===== PROVIDED DATA =====
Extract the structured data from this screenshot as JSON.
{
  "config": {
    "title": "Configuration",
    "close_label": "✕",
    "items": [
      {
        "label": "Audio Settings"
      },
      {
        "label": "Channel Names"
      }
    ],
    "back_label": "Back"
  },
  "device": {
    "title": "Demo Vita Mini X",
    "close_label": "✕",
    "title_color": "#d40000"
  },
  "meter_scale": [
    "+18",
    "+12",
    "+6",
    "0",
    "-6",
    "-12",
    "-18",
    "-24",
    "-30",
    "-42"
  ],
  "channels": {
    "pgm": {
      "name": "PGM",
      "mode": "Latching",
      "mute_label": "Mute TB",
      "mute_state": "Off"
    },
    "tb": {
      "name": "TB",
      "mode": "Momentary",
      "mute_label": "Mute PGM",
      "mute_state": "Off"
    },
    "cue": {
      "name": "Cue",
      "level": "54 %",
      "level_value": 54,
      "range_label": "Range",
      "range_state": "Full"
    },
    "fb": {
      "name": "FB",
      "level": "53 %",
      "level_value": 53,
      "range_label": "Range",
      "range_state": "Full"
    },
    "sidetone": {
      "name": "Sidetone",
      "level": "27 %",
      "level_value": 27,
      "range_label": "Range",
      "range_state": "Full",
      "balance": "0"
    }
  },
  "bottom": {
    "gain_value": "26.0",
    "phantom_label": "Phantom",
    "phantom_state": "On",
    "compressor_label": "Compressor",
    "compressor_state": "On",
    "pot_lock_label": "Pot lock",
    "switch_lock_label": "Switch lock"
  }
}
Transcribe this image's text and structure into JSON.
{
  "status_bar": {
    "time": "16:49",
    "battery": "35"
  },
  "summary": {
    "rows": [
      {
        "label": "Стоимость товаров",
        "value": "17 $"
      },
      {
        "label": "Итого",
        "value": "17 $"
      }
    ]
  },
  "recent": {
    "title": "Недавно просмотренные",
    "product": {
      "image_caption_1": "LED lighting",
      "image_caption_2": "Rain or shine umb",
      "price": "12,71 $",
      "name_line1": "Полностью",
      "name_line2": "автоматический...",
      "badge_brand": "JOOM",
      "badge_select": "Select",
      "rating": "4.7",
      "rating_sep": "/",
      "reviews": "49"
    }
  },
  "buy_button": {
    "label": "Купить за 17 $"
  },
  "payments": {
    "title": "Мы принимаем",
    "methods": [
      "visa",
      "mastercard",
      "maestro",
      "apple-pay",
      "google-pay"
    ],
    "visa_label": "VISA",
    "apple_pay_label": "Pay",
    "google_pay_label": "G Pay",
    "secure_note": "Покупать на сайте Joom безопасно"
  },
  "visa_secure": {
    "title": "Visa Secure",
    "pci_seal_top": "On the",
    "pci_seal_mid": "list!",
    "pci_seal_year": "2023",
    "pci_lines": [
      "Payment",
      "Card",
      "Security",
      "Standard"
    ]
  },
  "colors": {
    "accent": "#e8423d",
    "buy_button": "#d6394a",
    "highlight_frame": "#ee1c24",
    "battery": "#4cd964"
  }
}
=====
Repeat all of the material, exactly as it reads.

▶ _PROBLEM SOLUTION_
Extract the structured data from this screenshot as JSON.
{
  "config": {
    "title": "Configuration",
    "close_label": "✕",
    "items": [
      {
        "label": "Audio Settings"
      },
      {
        "label": "Channel Names"
      }
    ],
    "back_label": "Back"
  },
  "device": {
    "title": "Demo Vita Mini X",
    "close_label": "✕",
    "title_color": "#d40000"
  },
  "meter_scale": [
    "+18",
    "+12",
    "+6",
    "0",
    "-6",
    "-12",
    "-18",
    "-24",
    "-30",
    "-42"
  ],
  "channels": {
    "pgm": {
      "name": "PGM",
      "mode": "Latching",
      "mute_label": "Mute TB",
      "mute_state": "Off"
    },
    "tb": {
      "name": "TB",
      "mode": "Momentary",
      "mute_label": "Mute PGM",
      "mute_state": "Off"
    },
    "cue": {
      "name": "Cue",
      "level": "54 %",
      "level_value": 54,
      "range_label": "Range",
      "range_state": "Full"
    },
    "fb": {
      "name": "FB",
      "level": "53 %",
      "level_value": 53,
      "range_label": "Range",
      "range_state": "Full"
    },
    "sidetone": {
      "name": "Sidetone",
      "level": "27 %",
      "level_value": 27,
      "range_label": "Range",
      "range_state": "Full",
      "balance": "0"
    }
  },
  "bottom": {
    "gain_value": "26.0",
    "phantom_label": "Phantom",
    "phantom_state": "On",
    "compressor_label": "Compressor",
    "compressor_state": "On",
    "pot_lock_label": "Pot lock",
    "switch_lock_label": "Switch lock"
  }
}
Transcribe this image's text and structure into JSON.
{
  "status_bar": {
    "time": "16:49",
    "battery": "35"
  },
  "summary": {
    "rows": [
      {
        "label": "Стоимость товаров",
        "value": "17 $"
      },
      {
        "label": "Итого",
        "value": "17 $"
      }
    ]
  },
  "recent": {
    "title": "Недавно просмотренные",
    "product": {
      "image_caption_1": "LED lighting",
      "image_caption_2": "Rain or shine umb",
      "price": "12,71 $",
      "name_line1": "Полностью",
      "name_line2": "автоматический...",
      "badge_brand": "JOOM",
      "badge_select": "Select",
      "rating": "4.7",
      "rating_sep": "/",
      "reviews": "49"
    }
  },
  "buy_button": {
    "label": "Купить за 17 $"
  },
  "payments": {
    "title": "Мы принимаем",
    "methods": [
      "visa",
      "mastercard",
      "maestro",
      "apple-pay",
      "google-pay"
    ],
    "visa_label": "VISA",
    "apple_pay_label": "Pay",
    "google_pay_label": "G Pay",
    "secure_note": "Покупать на сайте Joom безопасно"
  },
  "visa_secure": {
    "title": "Visa Secure",
    "pci_seal_top": "On the",
    "pci_seal_mid": "list!",
    "pci_seal_year": "2023",
    "pci_lines": [
      "Payment",
      "Card",
      "Security",
      "Standard"
    ]
  },
  "colors": {
    "accent": "#e8423d",
    "buy_button": "#d6394a",
    "highlight_frame": "#ee1c24",
    "battery": "#4cd964"
  }
}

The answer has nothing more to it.